Dr Greg Rasmussen grew up in Zimbabwe where he developed a strong affinity for wildlife to the point of spending all his spare time in the laboratories of the Natural History Museum. He then joined the British merchant Navy, and studied in Southampton at the Warsash Naval College as well as travelled the world. Even on the ships he took an interest in research, and in 1978 for his work on ocean currents in the Atlantic received the Bracknell (UK) award for meteorological work. He returned to Africa and completed two more degrees in order to pursue a wildlife career.
In 1989 he started researching the endangered painted dog. He also started to engage with ranchers who were shooting the dogs and stopped the killing. He is one of the few conservationists to ever achieve this goal. During those early days he had a vision for an all-encompassing conservation project that dealt with ecological as well as socioeconomic issues that impinged on painted dogs. With this vision, he founded Painted Dog Conservation that grew to be model for conservation incorporating conservation education for children as well as community benefit and participation thus achieving meaningful conservation.
Recently (2014), with another vision in mind, Dr Greg left PDC, and founded Painted Dog Research Trust. Under this umbrella, Dr Greg will continue with his lifetime’s research into Painted Dogs, but also is intending to pursue a new vision. Being of the strong belief that good conservation must be underpinned by sound science, establishing Painted Dog Research Trust allows Greg to focus on new bold conservation visions. These include the birth of a field based conservation ecology centre to inspire and train tomorrow’s generation of conservationists. Here whilst simultaneously applying data collected on the endangered Painted Dog, his mission is to mentor young Zimbabwean and international university students.
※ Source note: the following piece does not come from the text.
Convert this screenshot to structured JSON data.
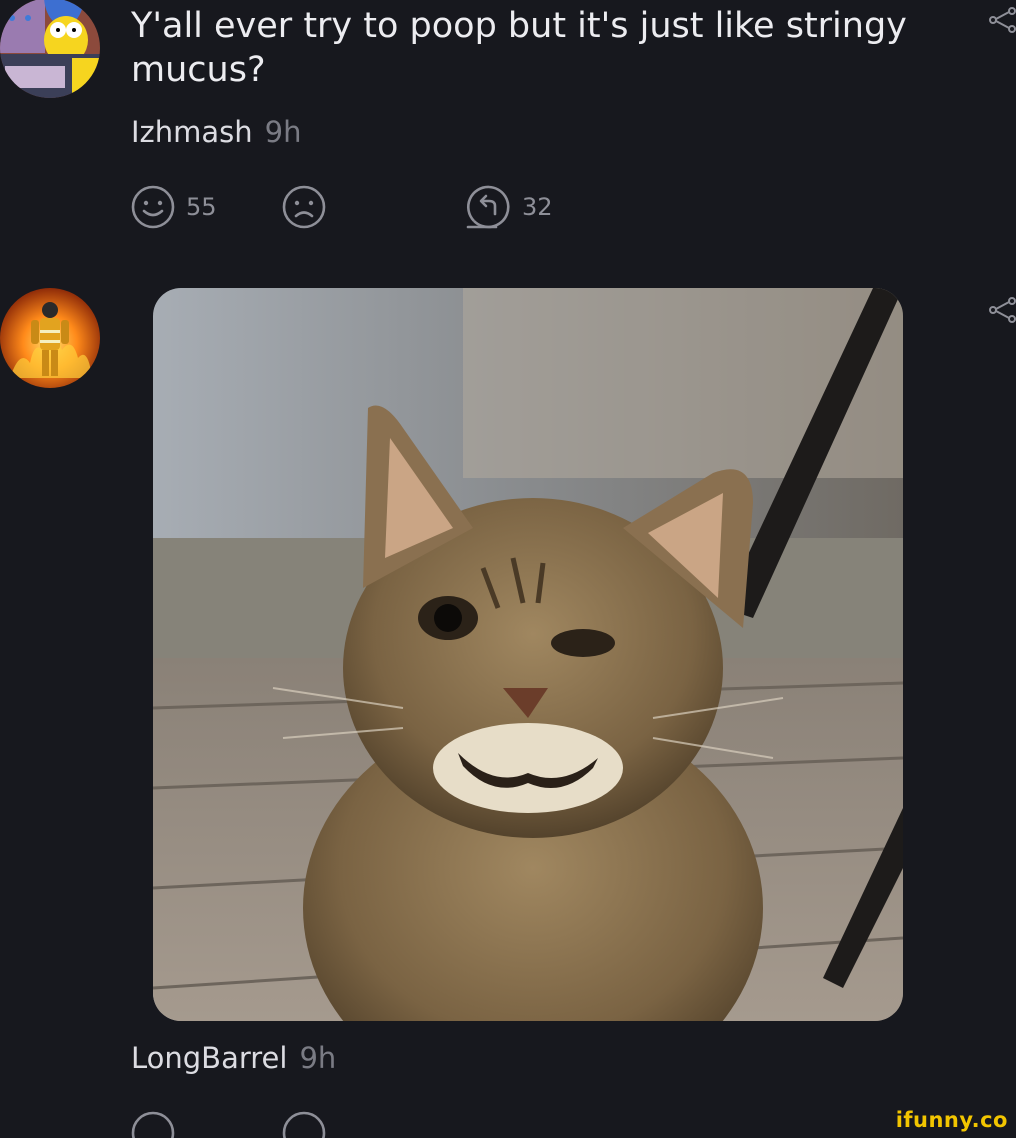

Dr Greg is a research associate and part time lecturer at the University of Zimbabwe; he is also affiliated with the Wildlife Conservation Research Unit at Oxford University in the UK where he completed his PhD. He has a diverse range of research interests with his most recent interests being trans-boundary conservation.
He is one of the few people to survive a plane crash where he was a day and a half with both legs and pelvis smashed in Hwange National park, and this was so extreme it was made into a documentary in the “I shouldn’t be alive” series”. He ranks highly as both thoughtful scientist and conservationist. He is unswerving in his commitment to conservation as well as to those who wish to become a part of saving nature.
Challenges and solutions to conserving endangered canids in human dominated landscapes